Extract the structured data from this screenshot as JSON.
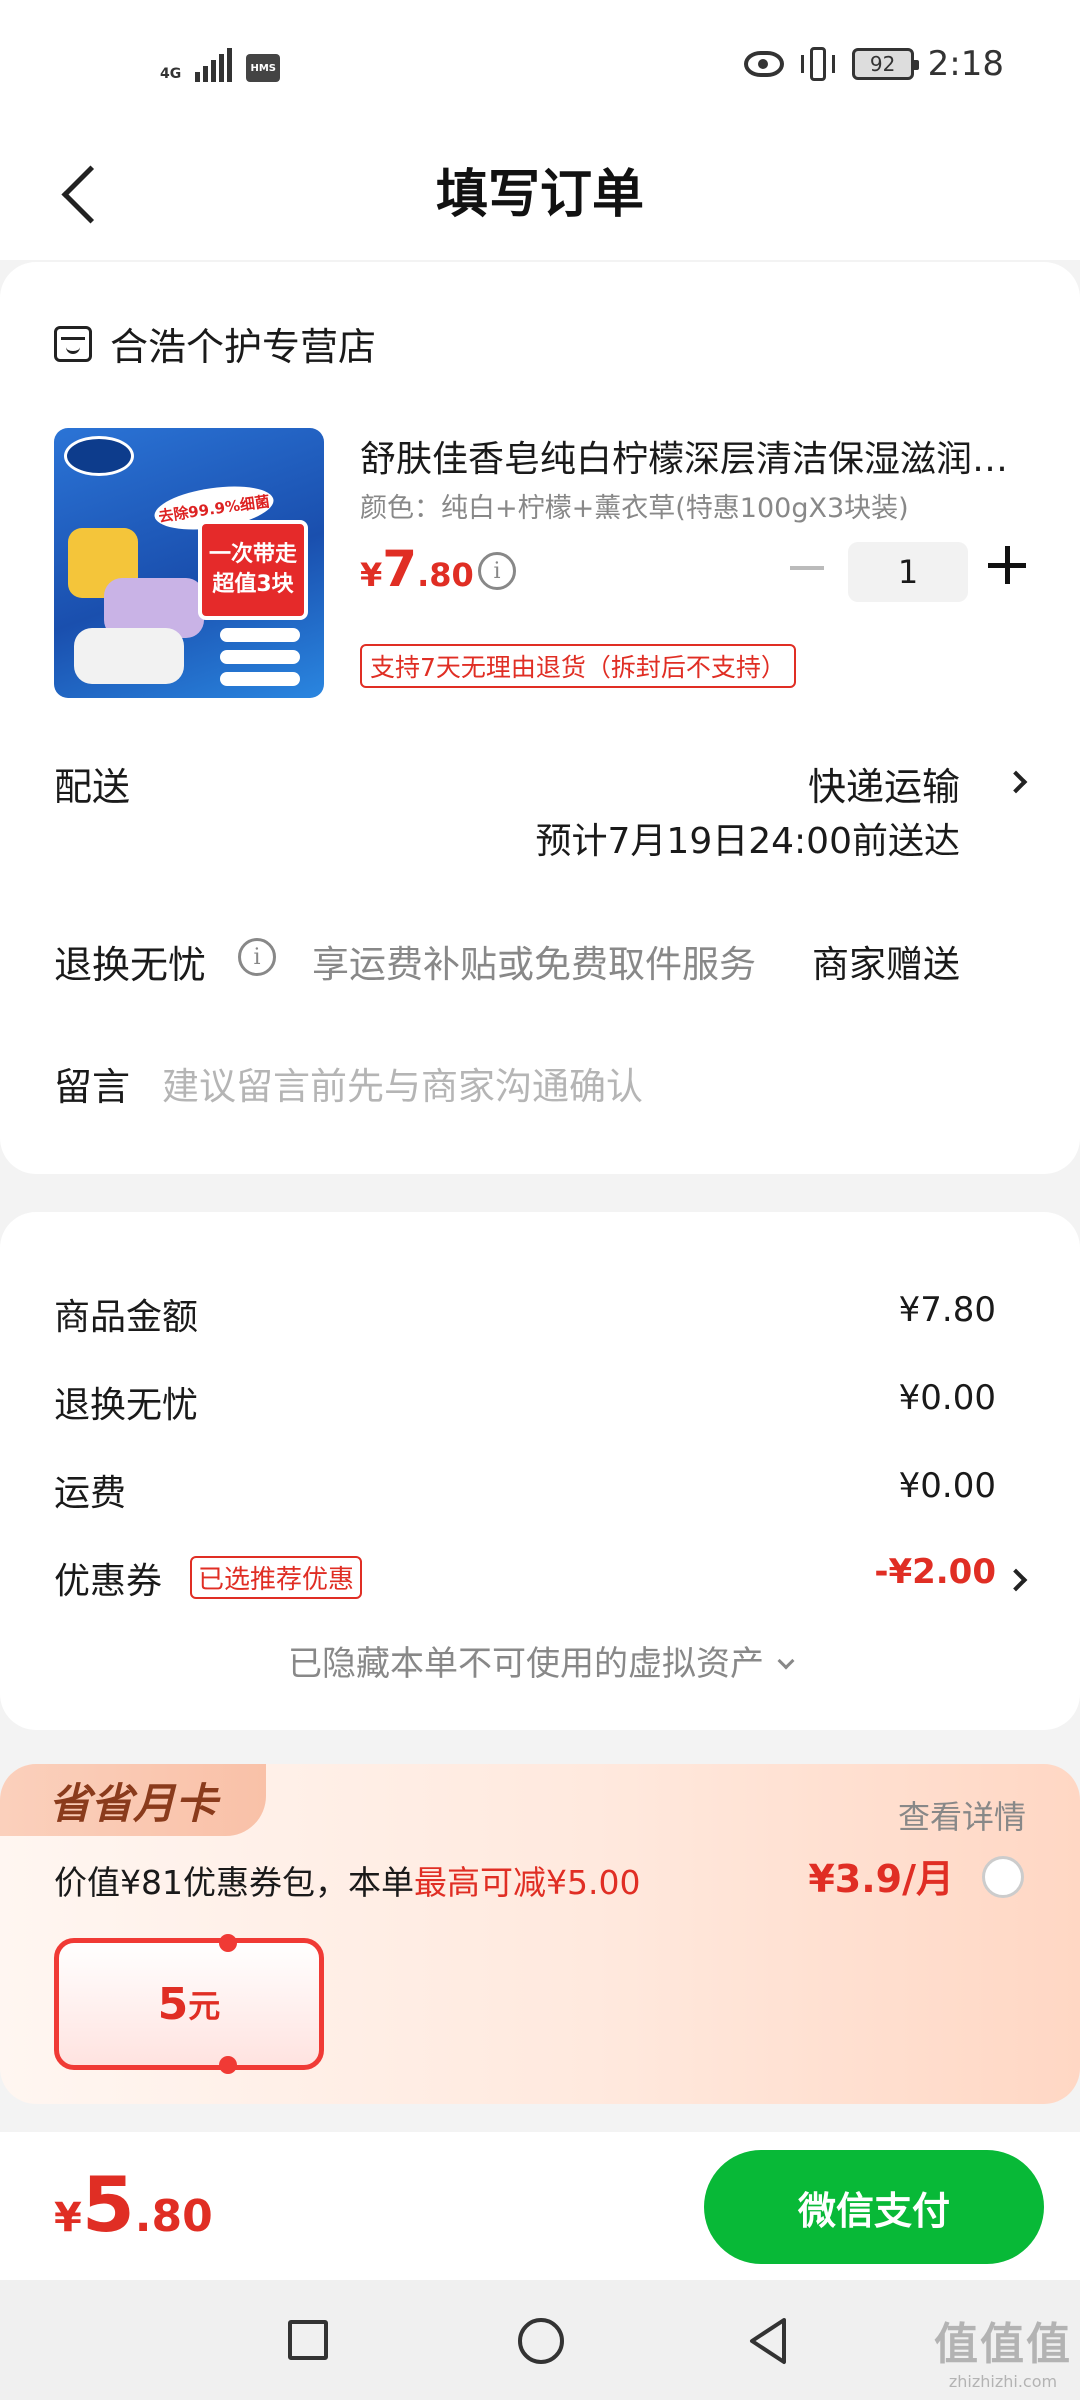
{
  "status_bar": {
    "network": "4G",
    "hms": "HMS",
    "battery": "92",
    "time": "2:18"
  },
  "header": {
    "title": "填写订单"
  },
  "order": {
    "shop_name": "合浩个护专营店",
    "product": {
      "name": "舒肤佳香皂纯白柠檬深层清洁保湿滋润香皂",
      "spec": "颜色：纯白+柠檬+薰衣草(特惠100gX3块装)",
      "price_currency": "¥",
      "price_int": "7",
      "price_dec": ".80",
      "quantity": "1",
      "return_policy": "支持7天无理由退货（拆封后不支持）",
      "image_texts": {
        "badge": "去除99.9%细菌",
        "promo_line1": "一次带走",
        "promo_line2": "超值3块"
      }
    },
    "delivery": {
      "label": "配送",
      "method": "快递运输",
      "eta": "预计7月19日24:00前送达"
    },
    "worry_free": {
      "label": "退换无忧",
      "desc": "享运费补贴或免费取件服务",
      "value": "商家赠送"
    },
    "message": {
      "label": "留言",
      "placeholder": "建议留言前先与商家沟通确认"
    }
  },
  "summary": {
    "goods_label": "商品金额",
    "goods_value": "¥7.80",
    "worry_label": "退换无忧",
    "worry_value": "¥0.00",
    "shipping_label": "运费",
    "shipping_value": "¥0.00",
    "coupon_label": "优惠券",
    "coupon_tag": "已选推荐优惠",
    "coupon_value": "-¥2.00",
    "hidden_assets": "已隐藏本单不可使用的虚拟资产"
  },
  "monthly_card": {
    "title": "省省月卡",
    "detail_link": "查看详情",
    "desc_prefix": "价值¥81优惠券包，本单",
    "desc_highlight": "最高可减¥5.00",
    "price": "¥3.9/月",
    "ticket_amount": "5",
    "ticket_unit": "元"
  },
  "pay_bar": {
    "currency": "¥",
    "total_int": "5",
    "total_dec": ".80",
    "pay_button": "微信支付"
  },
  "watermark": {
    "line1": "值值值",
    "line2": "zhizhizhi.com"
  },
  "colors": {
    "accent_red": "#e02e24",
    "pay_green": "#08b937"
  }
}
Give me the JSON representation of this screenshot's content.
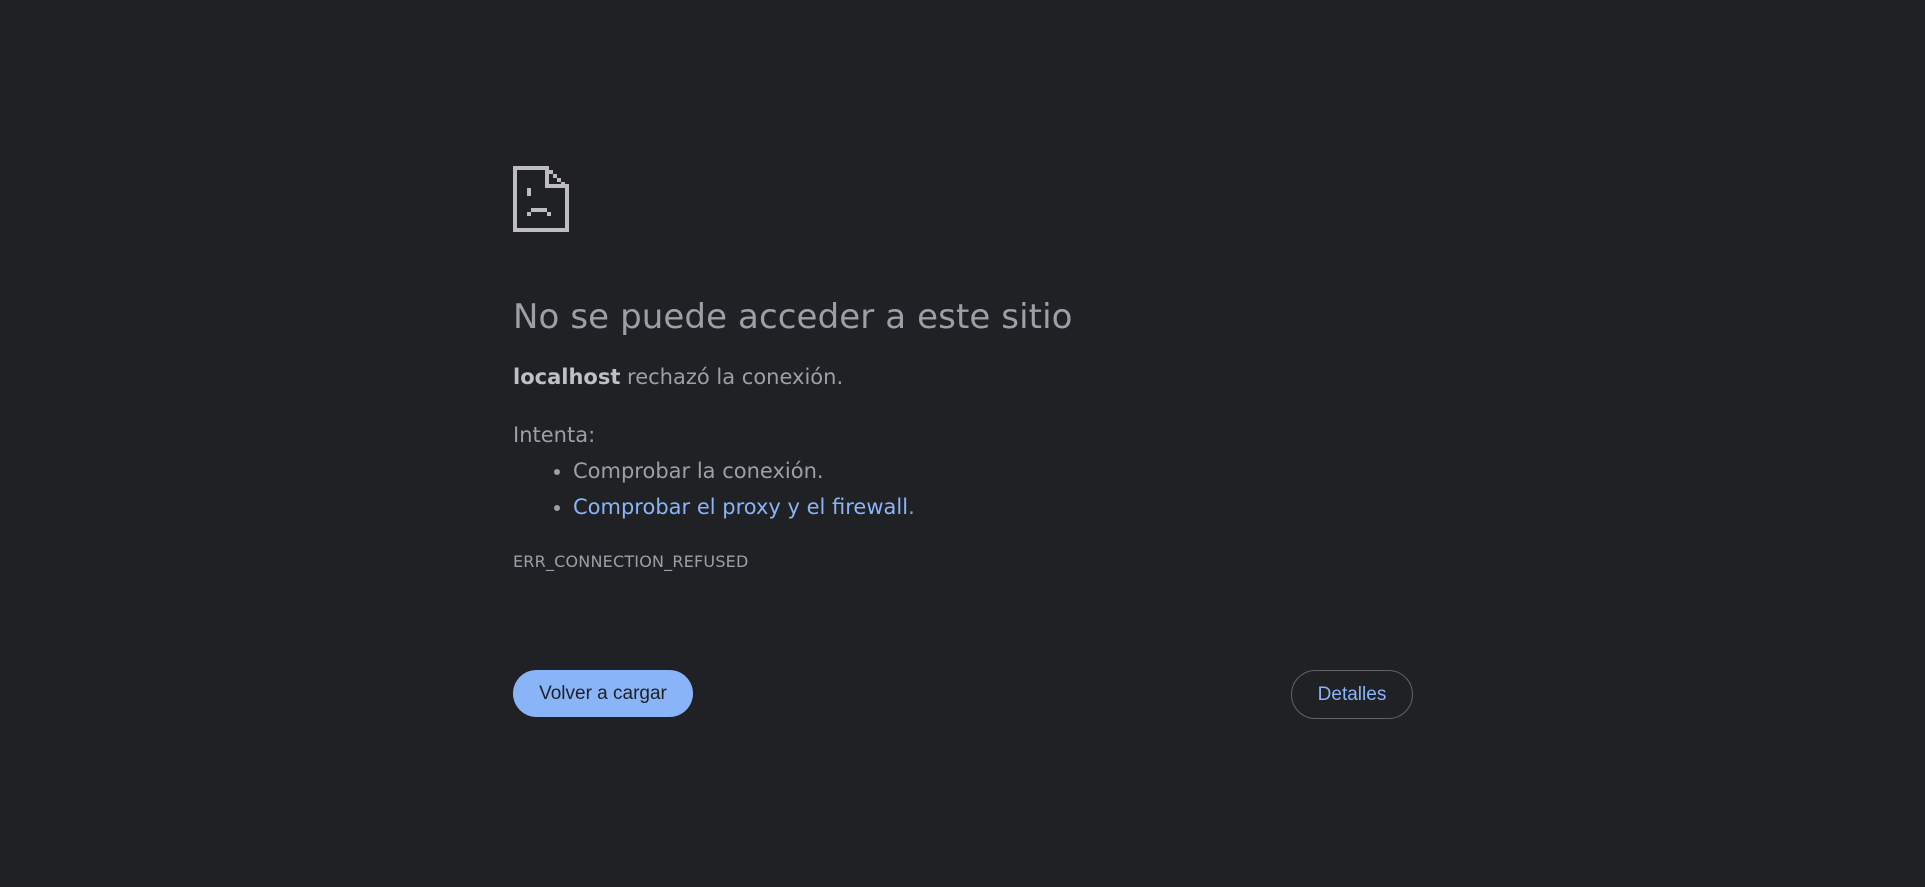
{
  "error": {
    "icon": "sad-document-icon",
    "heading": "No se puede acceder a este sitio",
    "host": "localhost",
    "summary_suffix": " rechazó la conexión.",
    "suggestions_label": "Intenta:",
    "suggestions": [
      {
        "text": "Comprobar la conexión."
      },
      {
        "link_text": "Comprobar el proxy y el firewall",
        "suffix": "."
      }
    ],
    "code": "ERR_CONNECTION_REFUSED"
  },
  "buttons": {
    "reload_label": "Volver a cargar",
    "details_label": "Detalles"
  },
  "colors": {
    "background": "#202124",
    "text": "#9aa0a6",
    "link": "#8ab4f8",
    "primary_button": "#8ab4f8",
    "icon": "#bdbdbd"
  }
}
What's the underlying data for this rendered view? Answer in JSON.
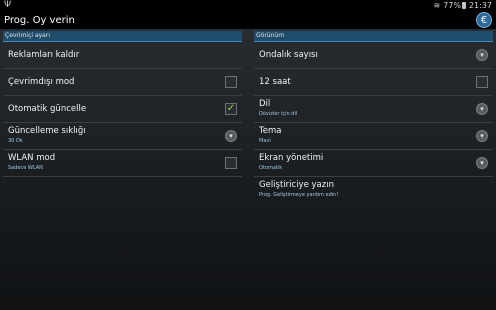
{
  "status_bar": {
    "battery": "77%",
    "time": "21:37"
  },
  "action_bar": {
    "title": "Prog. Oy verin",
    "app_icon_glyph": "€"
  },
  "left_section": {
    "header": "Çevrimiçi ayarı",
    "rows": [
      {
        "title": "Reklamları kaldır",
        "subtitle": "",
        "control": "none"
      },
      {
        "title": "Çevrimdışı mod",
        "subtitle": "",
        "control": "checkbox",
        "checked": false
      },
      {
        "title": "Otomatik güncelle",
        "subtitle": "",
        "control": "checkbox",
        "checked": true
      },
      {
        "title": "Güncelleme sıklığı",
        "subtitle": "30 Dk",
        "control": "dropdown"
      },
      {
        "title": "WLAN mod",
        "subtitle": "Sadece WLAN",
        "control": "checkbox",
        "checked": false
      }
    ]
  },
  "right_section": {
    "header": "Görünüm",
    "rows": [
      {
        "title": "Ondalık sayısı",
        "subtitle": "",
        "control": "dropdown"
      },
      {
        "title": "12 saat",
        "subtitle": "",
        "control": "checkbox",
        "checked": false
      },
      {
        "title": "Dil",
        "subtitle": "Dövizler için dil",
        "control": "dropdown"
      },
      {
        "title": "Tema",
        "subtitle": "Mavi",
        "control": "dropdown"
      },
      {
        "title": "Ekran yönetimi",
        "subtitle": "Otomatik",
        "control": "dropdown"
      },
      {
        "title": "Geliştiriciye yazın",
        "subtitle": "Prog. Geliştirmeye yardım edin!",
        "control": "none"
      }
    ]
  },
  "colors": {
    "accent": "#3c8cc0",
    "check": "#9ad64a",
    "subtitle": "#9ec9e8"
  }
}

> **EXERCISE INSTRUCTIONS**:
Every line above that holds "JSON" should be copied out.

> **EXERCISE SOLUTION**:
Extract the structured data from this screenshot as JSON.
Give me the JSON representation of this screenshot's content.
What's the underlying data for this rendered view? Answer in JSON.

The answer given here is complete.